All is safely gathered in,

Ere the winter storms begin.

So we sang as the good folk of South Newbury and Wash Common processed up the aisle with their harvest offerings. Among them were six cartons of pineapple juice, a box of after dinner mints and a first aid kit, all shrink-wrapped for protection from the travails of supermarket logistics. But then it has been the case for years – at least since my childhood in the 1980s and 90s – that most of what is ‘safely gathered’ at a harvest festival is tins and other similarly less-perishable foodstuffs. All the more practical for distribution by foodbanks and other agents of local charity, if lacking the symbolism and romance of the season. The work of human hands, but less obviously the fruit of the earth.

First the blade and then the ear,

Then the full corn shall appear

The production of an After Eight in its paper sleeve must be a long way removed from this simple image of the earth giving up her bounty, but then so is the more contemporary version of progression from seed to ‘full corn’. Farming seems to me a bewilderingly complex business, whether considered scientifically, economically, culturally or politically. Over the millennia agriculture has produced the patchwork British countryside that is apparently well used for recreation by a wide cross section of society, but has also periodically robbed it of wildlife, especially in the latter part of the 20th century. Today we know how to produce twin harvests of food and wildlife from the same land, but these techniques must compete amid a frenzy of studies and debates, Brexit and buzzwords, tradeoffs and ‘consumer choices’, while there is some dispute about whether the word ‘wild’ can be applied to farmed land at all.

Giving angels charge at last

In the fire the tares to cast;

But the fruitful ears to store

In the garner evermore.

So what, if any, are the tares in today’s farmed landscape that should be cast into the fire? What fruitful ears do we wish to preserve for the future? What sort of harvest do we ask of the land?


The Harvest by Vincent van Gogh (Arles, June 1888). Van Gogh Museum, Amsterdam (Vincent van Gogh Foundation)

*See the current Harvest campaign by Waitrose, for example.

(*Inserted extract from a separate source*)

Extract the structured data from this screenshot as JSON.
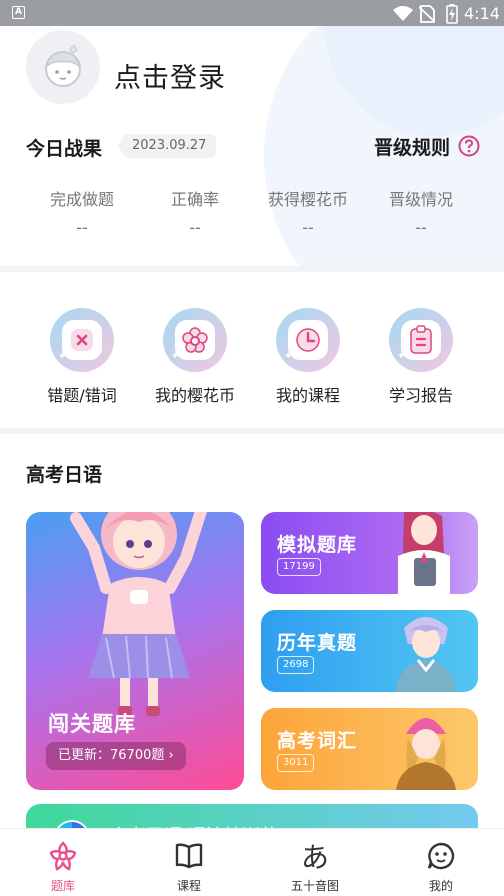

**Better intensively home-grown rapeseed oil than rainforest-felling imported palm oil in your processed foods? Just one of many choices facing the eco-conscious shopper.